Work instructions: Out of the listing below, copy every line that carries the string "JSON".

=== Begin Enclosure ===

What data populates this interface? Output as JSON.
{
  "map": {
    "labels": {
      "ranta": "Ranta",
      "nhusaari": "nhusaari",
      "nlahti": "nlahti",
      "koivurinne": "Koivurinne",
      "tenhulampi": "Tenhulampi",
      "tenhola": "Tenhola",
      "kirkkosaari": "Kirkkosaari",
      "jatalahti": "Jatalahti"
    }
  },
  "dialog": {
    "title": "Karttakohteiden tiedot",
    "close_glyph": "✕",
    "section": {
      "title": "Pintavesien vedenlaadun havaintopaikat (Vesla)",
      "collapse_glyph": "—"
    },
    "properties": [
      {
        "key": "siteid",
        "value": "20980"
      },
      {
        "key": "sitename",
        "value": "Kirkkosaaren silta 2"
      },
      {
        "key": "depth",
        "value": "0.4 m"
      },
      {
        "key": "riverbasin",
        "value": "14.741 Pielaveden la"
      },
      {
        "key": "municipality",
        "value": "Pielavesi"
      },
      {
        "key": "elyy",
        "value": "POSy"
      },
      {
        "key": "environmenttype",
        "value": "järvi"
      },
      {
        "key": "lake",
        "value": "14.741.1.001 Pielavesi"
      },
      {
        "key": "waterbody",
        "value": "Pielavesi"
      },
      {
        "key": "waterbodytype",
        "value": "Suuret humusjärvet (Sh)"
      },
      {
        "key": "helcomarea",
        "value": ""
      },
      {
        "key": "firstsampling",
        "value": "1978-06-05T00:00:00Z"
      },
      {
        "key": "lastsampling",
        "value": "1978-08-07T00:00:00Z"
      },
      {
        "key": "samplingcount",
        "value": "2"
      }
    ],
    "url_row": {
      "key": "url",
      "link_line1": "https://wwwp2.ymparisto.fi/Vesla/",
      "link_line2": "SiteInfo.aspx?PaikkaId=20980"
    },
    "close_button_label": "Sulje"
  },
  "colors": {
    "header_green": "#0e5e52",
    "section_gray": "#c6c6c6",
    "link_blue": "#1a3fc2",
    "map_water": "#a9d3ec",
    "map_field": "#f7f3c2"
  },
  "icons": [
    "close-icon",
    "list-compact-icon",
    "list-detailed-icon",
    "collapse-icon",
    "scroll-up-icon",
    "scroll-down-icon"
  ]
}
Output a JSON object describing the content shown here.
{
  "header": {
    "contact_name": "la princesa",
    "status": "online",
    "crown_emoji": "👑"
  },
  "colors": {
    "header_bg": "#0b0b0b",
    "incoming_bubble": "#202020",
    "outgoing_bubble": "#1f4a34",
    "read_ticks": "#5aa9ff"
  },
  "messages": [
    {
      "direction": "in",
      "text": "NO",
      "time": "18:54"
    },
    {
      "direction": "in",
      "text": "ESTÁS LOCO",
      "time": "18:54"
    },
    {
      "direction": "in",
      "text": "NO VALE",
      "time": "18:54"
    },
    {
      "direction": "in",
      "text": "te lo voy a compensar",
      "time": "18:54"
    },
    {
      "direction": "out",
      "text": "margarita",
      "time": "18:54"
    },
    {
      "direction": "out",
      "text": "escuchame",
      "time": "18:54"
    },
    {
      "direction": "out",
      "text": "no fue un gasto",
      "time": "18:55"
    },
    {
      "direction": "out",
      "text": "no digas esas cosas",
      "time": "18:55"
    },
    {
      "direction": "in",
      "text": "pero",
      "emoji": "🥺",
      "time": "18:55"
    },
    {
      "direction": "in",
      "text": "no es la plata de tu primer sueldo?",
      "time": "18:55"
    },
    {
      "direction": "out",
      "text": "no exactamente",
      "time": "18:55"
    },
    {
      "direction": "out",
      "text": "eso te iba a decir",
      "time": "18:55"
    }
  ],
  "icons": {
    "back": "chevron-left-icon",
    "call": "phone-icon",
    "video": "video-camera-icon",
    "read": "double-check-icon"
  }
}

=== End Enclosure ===

Answer to the problem:
What data populates this interface? Output as JSON.
Output a JSON object describing the content shown here.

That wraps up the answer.